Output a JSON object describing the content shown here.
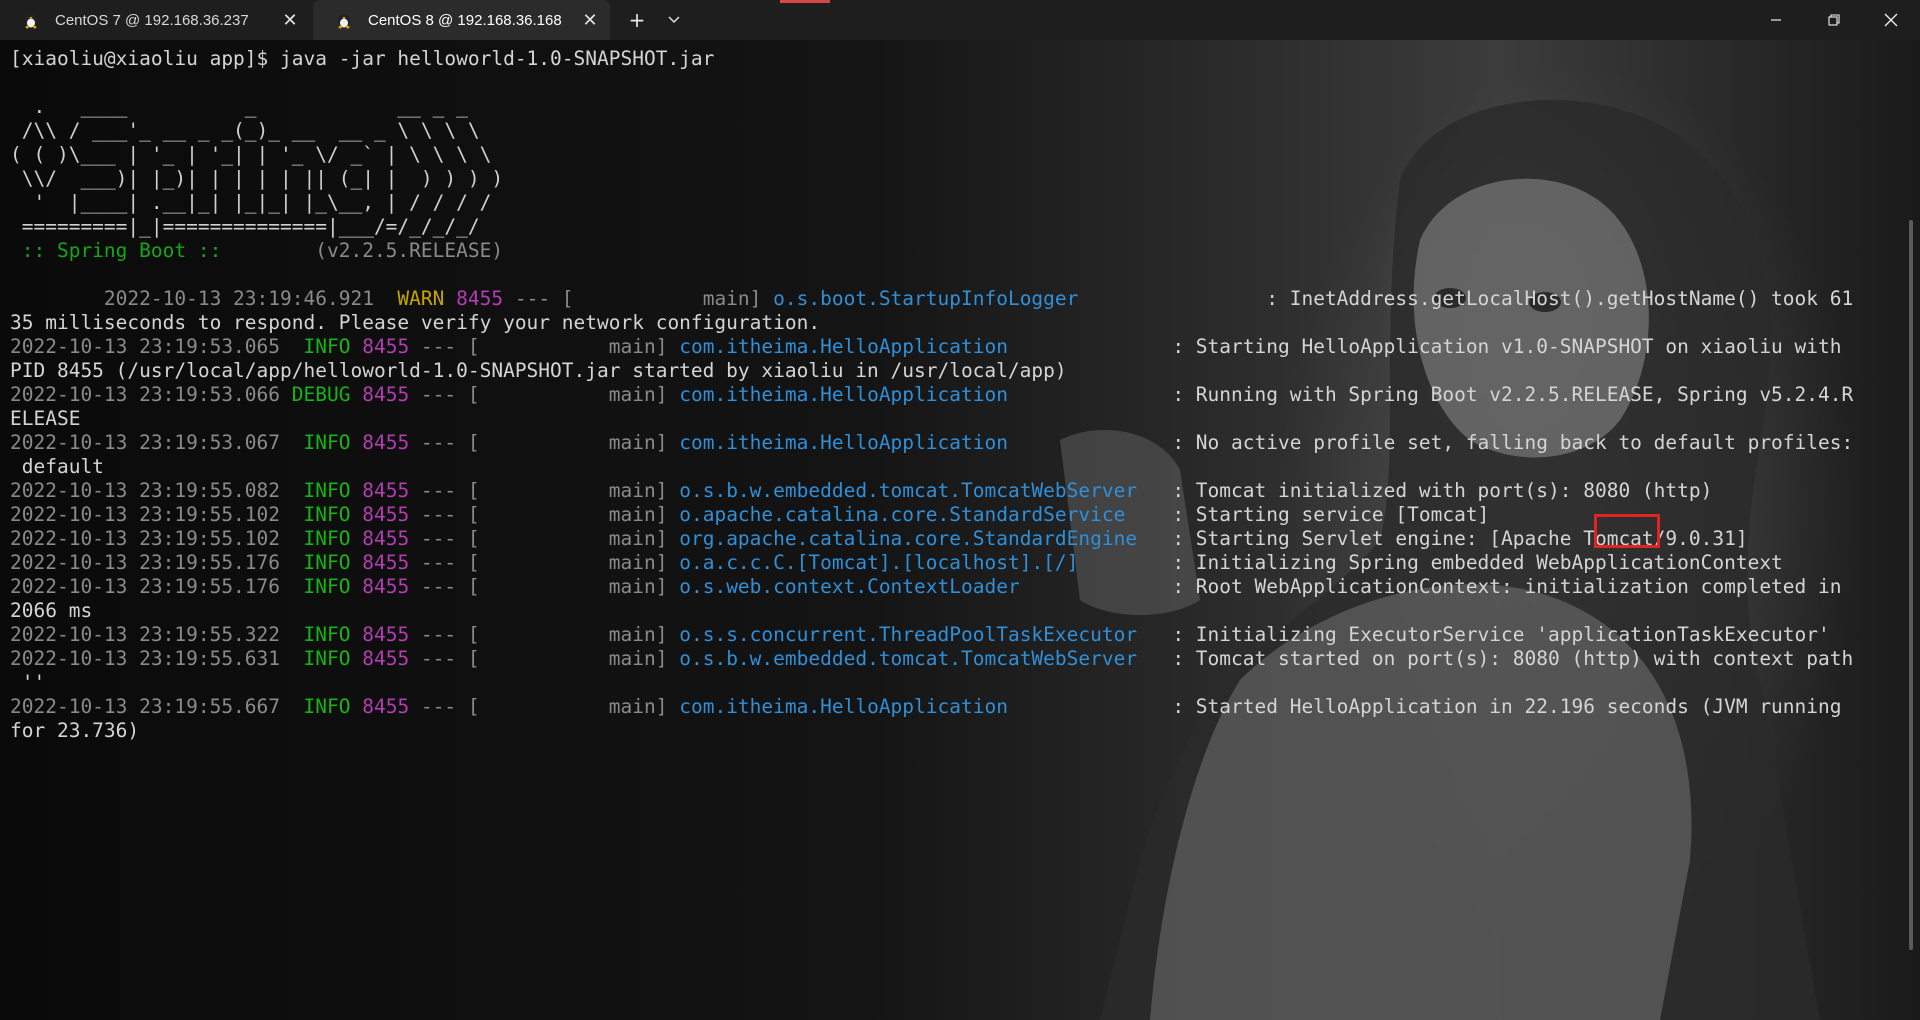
{
  "tabs": [
    {
      "title": "CentOS 7 @ 192.168.36.237",
      "icon": "linux-penguin-icon",
      "active": false
    },
    {
      "title": "CentOS 8 @ 192.168.36.168",
      "icon": "linux-penguin-icon",
      "active": true
    }
  ],
  "tab_close_glyph": "✕",
  "new_tab_glyph": "+",
  "colors": {
    "info": "#16b416",
    "warn": "#c8a400",
    "pid": "#b43cb4",
    "logger": "#2f8fd8",
    "highlight_box": "#e02323"
  },
  "terminal": {
    "command_line": "[xiaoliu@xiaoliu app]$ java -jar helloworld-1.0-SNAPSHOT.jar",
    "banner": [
      "  .   ____          _            __ _ _",
      " /\\\\ / ___'_ __ _ _(_)_ __  __ _ \\ \\ \\ \\",
      "( ( )\\___ | '_ | '_| | '_ \\/ _` | \\ \\ \\ \\",
      " \\\\/  ___)| |_)| | | | | || (_| |  ) ) ) )",
      "  '  |____| .__|_| |_|_| |_\\__, | / / / /",
      " =========|_|==============|___/=/_/_/_/"
    ],
    "spring_label": " :: Spring Boot :: ",
    "spring_version": "       (v2.2.5.RELEASE)",
    "log_lines": [
      {
        "ts": "        2022-10-13 23:19:46.921",
        "level": "  WARN",
        "level_class": "warn",
        "pid": " 8455",
        "dash": " --- [",
        "thread": "           main] ",
        "logger": "o.s.boot.StartupInfoLogger               ",
        "msg": " : InetAddress.getLocalHost().getHostName() took 61"
      },
      {
        "cont": "35 milliseconds to respond. Please verify your network configuration."
      },
      {
        "ts": "2022-10-13 23:19:53.065",
        "level": "  INFO",
        "level_class": "info",
        "pid": " 8455",
        "dash": " --- [",
        "thread": "           main] ",
        "logger": "com.itheima.HelloApplication             ",
        "msg": " : Starting HelloApplication v1.0-SNAPSHOT on xiaoliu with"
      },
      {
        "cont": "PID 8455 (/usr/local/app/helloworld-1.0-SNAPSHOT.jar started by xiaoliu in /usr/local/app)"
      },
      {
        "ts": "2022-10-13 23:19:53.066",
        "level": " DEBUG",
        "level_class": "debug",
        "pid": " 8455",
        "dash": " --- [",
        "thread": "           main] ",
        "logger": "com.itheima.HelloApplication             ",
        "msg": " : Running with Spring Boot v2.2.5.RELEASE, Spring v5.2.4.R"
      },
      {
        "cont": "ELEASE"
      },
      {
        "ts": "2022-10-13 23:19:53.067",
        "level": "  INFO",
        "level_class": "info",
        "pid": " 8455",
        "dash": " --- [",
        "thread": "           main] ",
        "logger": "com.itheima.HelloApplication             ",
        "msg": " : No active profile set, falling back to default profiles:"
      },
      {
        "cont": " default"
      },
      {
        "ts": "2022-10-13 23:19:55.082",
        "level": "  INFO",
        "level_class": "info",
        "pid": " 8455",
        "dash": " --- [",
        "thread": "           main] ",
        "logger": "o.s.b.w.embedded.tomcat.TomcatWebServer  ",
        "msg": " : Tomcat initialized with port(s): 8080 (http)"
      },
      {
        "ts": "2022-10-13 23:19:55.102",
        "level": "  INFO",
        "level_class": "info",
        "pid": " 8455",
        "dash": " --- [",
        "thread": "           main] ",
        "logger": "o.apache.catalina.core.StandardService   ",
        "msg": " : Starting service [Tomcat]"
      },
      {
        "ts": "2022-10-13 23:19:55.102",
        "level": "  INFO",
        "level_class": "info",
        "pid": " 8455",
        "dash": " --- [",
        "thread": "           main] ",
        "logger": "org.apache.catalina.core.StandardEngine  ",
        "msg": " : Starting Servlet engine: [Apache Tomcat/9.0.31]"
      },
      {
        "ts": "2022-10-13 23:19:55.176",
        "level": "  INFO",
        "level_class": "info",
        "pid": " 8455",
        "dash": " --- [",
        "thread": "           main] ",
        "logger": "o.a.c.c.C.[Tomcat].[localhost].[/]       ",
        "msg": " : Initializing Spring embedded WebApplicationContext"
      },
      {
        "ts": "2022-10-13 23:19:55.176",
        "level": "  INFO",
        "level_class": "info",
        "pid": " 8455",
        "dash": " --- [",
        "thread": "           main] ",
        "logger": "o.s.web.context.ContextLoader            ",
        "msg": " : Root WebApplicationContext: initialization completed in"
      },
      {
        "cont": "2066 ms"
      },
      {
        "ts": "2022-10-13 23:19:55.322",
        "level": "  INFO",
        "level_class": "info",
        "pid": " 8455",
        "dash": " --- [",
        "thread": "           main] ",
        "logger": "o.s.s.concurrent.ThreadPoolTaskExecutor  ",
        "msg": " : Initializing ExecutorService 'applicationTaskExecutor'"
      },
      {
        "ts": "2022-10-13 23:19:55.631",
        "level": "  INFO",
        "level_class": "info",
        "pid": " 8455",
        "dash": " --- [",
        "thread": "           main] ",
        "logger": "o.s.b.w.embedded.tomcat.TomcatWebServer  ",
        "msg": " : Tomcat started on port(s): 8080 (http) with context path"
      },
      {
        "cont": " ''"
      },
      {
        "ts": "2022-10-13 23:19:55.667",
        "level": "  INFO",
        "level_class": "info",
        "pid": " 8455",
        "dash": " --- [",
        "thread": "           main] ",
        "logger": "com.itheima.HelloApplication             ",
        "msg": " : Started HelloApplication in 22.196 seconds (JVM running"
      },
      {
        "cont": "for 23.736)"
      }
    ]
  }
}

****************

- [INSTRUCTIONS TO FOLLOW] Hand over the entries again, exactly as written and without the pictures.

- [RESULT FOR THIS TASK]
Output a JSON object describing the content shown here.
{
  "tabs": [
    {
      "title": "CentOS 7 @ 192.168.36.237",
      "icon": "linux-penguin-icon",
      "active": false
    },
    {
      "title": "CentOS 8 @ 192.168.36.168",
      "icon": "linux-penguin-icon",
      "active": true
    }
  ],
  "tab_close_glyph": "✕",
  "new_tab_glyph": "+",
  "colors": {
    "info": "#16b416",
    "warn": "#c8a400",
    "pid": "#b43cb4",
    "logger": "#2f8fd8",
    "highlight_box": "#e02323"
  },
  "terminal": {
    "command_line": "[xiaoliu@xiaoliu app]$ java -jar helloworld-1.0-SNAPSHOT.jar",
    "banner": [
      "  .   ____          _            __ _ _",
      " /\\\\ / ___'_ __ _ _(_)_ __  __ _ \\ \\ \\ \\",
      "( ( )\\___ | '_ | '_| | '_ \\/ _` | \\ \\ \\ \\",
      " \\\\/  ___)| |_)| | | | | || (_| |  ) ) ) )",
      "  '  |____| .__|_| |_|_| |_\\__, | / / / /",
      " =========|_|==============|___/=/_/_/_/"
    ],
    "spring_label": " :: Spring Boot :: ",
    "spring_version": "       (v2.2.5.RELEASE)",
    "log_lines": [
      {
        "ts": "        2022-10-13 23:19:46.921",
        "level": "  WARN",
        "level_class": "warn",
        "pid": " 8455",
        "dash": " --- [",
        "thread": "           main] ",
        "logger": "o.s.boot.StartupInfoLogger               ",
        "msg": " : InetAddress.getLocalHost().getHostName() took 61"
      },
      {
        "cont": "35 milliseconds to respond. Please verify your network configuration."
      },
      {
        "ts": "2022-10-13 23:19:53.065",
        "level": "  INFO",
        "level_class": "info",
        "pid": " 8455",
        "dash": " --- [",
        "thread": "           main] ",
        "logger": "com.itheima.HelloApplication             ",
        "msg": " : Starting HelloApplication v1.0-SNAPSHOT on xiaoliu with"
      },
      {
        "cont": "PID 8455 (/usr/local/app/helloworld-1.0-SNAPSHOT.jar started by xiaoliu in /usr/local/app)"
      },
      {
        "ts": "2022-10-13 23:19:53.066",
        "level": " DEBUG",
        "level_class": "debug",
        "pid": " 8455",
        "dash": " --- [",
        "thread": "           main] ",
        "logger": "com.itheima.HelloApplication             ",
        "msg": " : Running with Spring Boot v2.2.5.RELEASE, Spring v5.2.4.R"
      },
      {
        "cont": "ELEASE"
      },
      {
        "ts": "2022-10-13 23:19:53.067",
        "level": "  INFO",
        "level_class": "info",
        "pid": " 8455",
        "dash": " --- [",
        "thread": "           main] ",
        "logger": "com.itheima.HelloApplication             ",
        "msg": " : No active profile set, falling back to default profiles:"
      },
      {
        "cont": " default"
      },
      {
        "ts": "2022-10-13 23:19:55.082",
        "level": "  INFO",
        "level_class": "info",
        "pid": " 8455",
        "dash": " --- [",
        "thread": "           main] ",
        "logger": "o.s.b.w.embedded.tomcat.TomcatWebServer  ",
        "msg": " : Tomcat initialized with port(s): 8080 (http)"
      },
      {
        "ts": "2022-10-13 23:19:55.102",
        "level": "  INFO",
        "level_class": "info",
        "pid": " 8455",
        "dash": " --- [",
        "thread": "           main] ",
        "logger": "o.apache.catalina.core.StandardService   ",
        "msg": " : Starting service [Tomcat]"
      },
      {
        "ts": "2022-10-13 23:19:55.102",
        "level": "  INFO",
        "level_class": "info",
        "pid": " 8455",
        "dash": " --- [",
        "thread": "           main] ",
        "logger": "org.apache.catalina.core.StandardEngine  ",
        "msg": " : Starting Servlet engine: [Apache Tomcat/9.0.31]"
      },
      {
        "ts": "2022-10-13 23:19:55.176",
        "level": "  INFO",
        "level_class": "info",
        "pid": " 8455",
        "dash": " --- [",
        "thread": "           main] ",
        "logger": "o.a.c.c.C.[Tomcat].[localhost].[/]       ",
        "msg": " : Initializing Spring embedded WebApplicationContext"
      },
      {
        "ts": "2022-10-13 23:19:55.176",
        "level": "  INFO",
        "level_class": "info",
        "pid": " 8455",
        "dash": " --- [",
        "thread": "           main] ",
        "logger": "o.s.web.context.ContextLoader            ",
        "msg": " : Root WebApplicationContext: initialization completed in"
      },
      {
        "cont": "2066 ms"
      },
      {
        "ts": "2022-10-13 23:19:55.322",
        "level": "  INFO",
        "level_class": "info",
        "pid": " 8455",
        "dash": " --- [",
        "thread": "           main] ",
        "logger": "o.s.s.concurrent.ThreadPoolTaskExecutor  ",
        "msg": " : Initializing ExecutorService 'applicationTaskExecutor'"
      },
      {
        "ts": "2022-10-13 23:19:55.631",
        "level": "  INFO",
        "level_class": "info",
        "pid": " 8455",
        "dash": " --- [",
        "thread": "           main] ",
        "logger": "o.s.b.w.embedded.tomcat.TomcatWebServer  ",
        "msg": " : Tomcat started on port(s): 8080 (http) with context path"
      },
      {
        "cont": " ''"
      },
      {
        "ts": "2022-10-13 23:19:55.667",
        "level": "  INFO",
        "level_class": "info",
        "pid": " 8455",
        "dash": " --- [",
        "thread": "           main] ",
        "logger": "com.itheima.HelloApplication             ",
        "msg": " : Started HelloApplication in 22.196 seconds (JVM running"
      },
      {
        "cont": "for 23.736)"
      }
    ]
  }
}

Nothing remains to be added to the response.